In an effort to promote diversity and change perspectives about different people and cultures, NOVA’s Alexandria Campus hosted its second Human Library Project event October 25 and 26. Technology Innovation in Learning and Teaching (TILT) organized the event, which was sponsored by Student Life.
This year’s library consisted of 35 human books; the books are people who have volunteered their time and their stories to challenge prejudice through respectful conversation with members of the public. Human books included students, faculty, staff and community leaders who were interested in sharing their unique stories with other people.
Media Specialist Patricia Cooper explained that TILT put together a committee to help organize and prepare for the Human Library Project. The event used as a foundation the Joel ben Izzy quote “It’s impossible to hate someone once you’ve learned their story.” Cooper said this type of event is important to the learning process and can be used to encourage people to overcome prejudices and inspire students and the community to think differently.
“This event came about because one of my colleagues mentioned that she heard about it at a conference,” Cooper said. “When she mentioned it, I said ‘We have to do this on our campus.’ I think it’s important because we have such a diverse population on our campus, and everybody has a story. I just thought this would be the opportunity for everyone to get to know people in the NOVA community and to get to know people who have experienced some form of discrimination or bias. And some of them just want to share an inspiring story, something they want to use to inspire others.”

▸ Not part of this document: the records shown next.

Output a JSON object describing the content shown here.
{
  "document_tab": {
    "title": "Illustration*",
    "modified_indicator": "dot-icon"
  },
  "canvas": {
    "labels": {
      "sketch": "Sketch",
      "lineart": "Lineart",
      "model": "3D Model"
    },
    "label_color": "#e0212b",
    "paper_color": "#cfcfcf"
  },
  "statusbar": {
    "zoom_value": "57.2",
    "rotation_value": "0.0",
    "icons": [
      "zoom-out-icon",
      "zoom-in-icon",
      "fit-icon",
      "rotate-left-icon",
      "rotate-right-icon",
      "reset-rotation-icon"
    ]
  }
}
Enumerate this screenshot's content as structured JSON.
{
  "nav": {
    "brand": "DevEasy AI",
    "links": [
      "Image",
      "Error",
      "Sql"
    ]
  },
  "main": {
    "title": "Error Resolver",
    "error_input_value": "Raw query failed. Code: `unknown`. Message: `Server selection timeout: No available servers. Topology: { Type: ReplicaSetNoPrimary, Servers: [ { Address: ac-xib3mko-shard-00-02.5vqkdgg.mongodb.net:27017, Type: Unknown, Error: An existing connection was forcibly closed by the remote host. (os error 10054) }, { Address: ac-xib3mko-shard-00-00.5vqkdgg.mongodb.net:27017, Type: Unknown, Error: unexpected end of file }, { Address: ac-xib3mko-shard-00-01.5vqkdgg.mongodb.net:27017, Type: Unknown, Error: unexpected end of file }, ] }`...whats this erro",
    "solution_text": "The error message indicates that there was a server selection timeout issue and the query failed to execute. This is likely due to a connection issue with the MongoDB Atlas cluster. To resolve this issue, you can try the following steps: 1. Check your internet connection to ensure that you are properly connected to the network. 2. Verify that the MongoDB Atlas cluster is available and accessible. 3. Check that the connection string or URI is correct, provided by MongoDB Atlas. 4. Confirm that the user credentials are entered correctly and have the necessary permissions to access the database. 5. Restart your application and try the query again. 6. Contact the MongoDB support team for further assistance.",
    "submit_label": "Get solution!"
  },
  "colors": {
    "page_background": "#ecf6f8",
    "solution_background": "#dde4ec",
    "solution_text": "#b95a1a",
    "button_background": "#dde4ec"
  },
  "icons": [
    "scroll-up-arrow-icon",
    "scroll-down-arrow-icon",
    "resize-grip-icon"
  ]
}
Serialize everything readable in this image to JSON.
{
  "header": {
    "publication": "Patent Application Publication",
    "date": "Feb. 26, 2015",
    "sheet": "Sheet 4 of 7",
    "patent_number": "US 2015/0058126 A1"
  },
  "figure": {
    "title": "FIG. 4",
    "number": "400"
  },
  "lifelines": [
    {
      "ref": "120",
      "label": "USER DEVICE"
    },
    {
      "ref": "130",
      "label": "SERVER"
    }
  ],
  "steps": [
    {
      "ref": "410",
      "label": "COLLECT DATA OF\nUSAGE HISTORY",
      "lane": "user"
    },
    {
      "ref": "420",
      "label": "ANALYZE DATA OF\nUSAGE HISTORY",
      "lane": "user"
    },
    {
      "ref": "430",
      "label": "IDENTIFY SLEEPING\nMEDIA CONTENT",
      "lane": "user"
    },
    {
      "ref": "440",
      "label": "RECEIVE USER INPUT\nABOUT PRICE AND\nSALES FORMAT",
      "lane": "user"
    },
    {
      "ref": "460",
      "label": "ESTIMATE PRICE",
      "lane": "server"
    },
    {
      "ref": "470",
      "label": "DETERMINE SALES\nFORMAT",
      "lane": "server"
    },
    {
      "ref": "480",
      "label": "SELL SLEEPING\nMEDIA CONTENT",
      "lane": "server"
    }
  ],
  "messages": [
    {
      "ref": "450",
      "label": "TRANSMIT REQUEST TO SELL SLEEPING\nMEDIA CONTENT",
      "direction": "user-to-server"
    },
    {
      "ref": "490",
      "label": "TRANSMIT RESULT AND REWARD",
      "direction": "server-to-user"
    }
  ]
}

Second-year NOVA student Beatriz Varela said it is important and interesting to hear from different people who have lived in other countries and who have endured various circumstances.
“I think students can learn that you can’t hate someone once you know their history, just like the quote says,” Varela said. “All of these people have something important to teach us, but a lot of people judge a book by its cover.”
This year’s books included Jerry Massie, an investigator for the Dr. Martin Luther King, Jr., assassination; Missouri Congressman Emanuel Cleaver, II, who represents Ferguson; Rev. Samuel Nixon, Jr., who spoke about the civil rights movement; and living legends of Alexandria Bill Euile and Char McCargo-Bah. Throughout the two-day event, a number of faculty, staff and students also volunteered as human books to share their experiences with the community.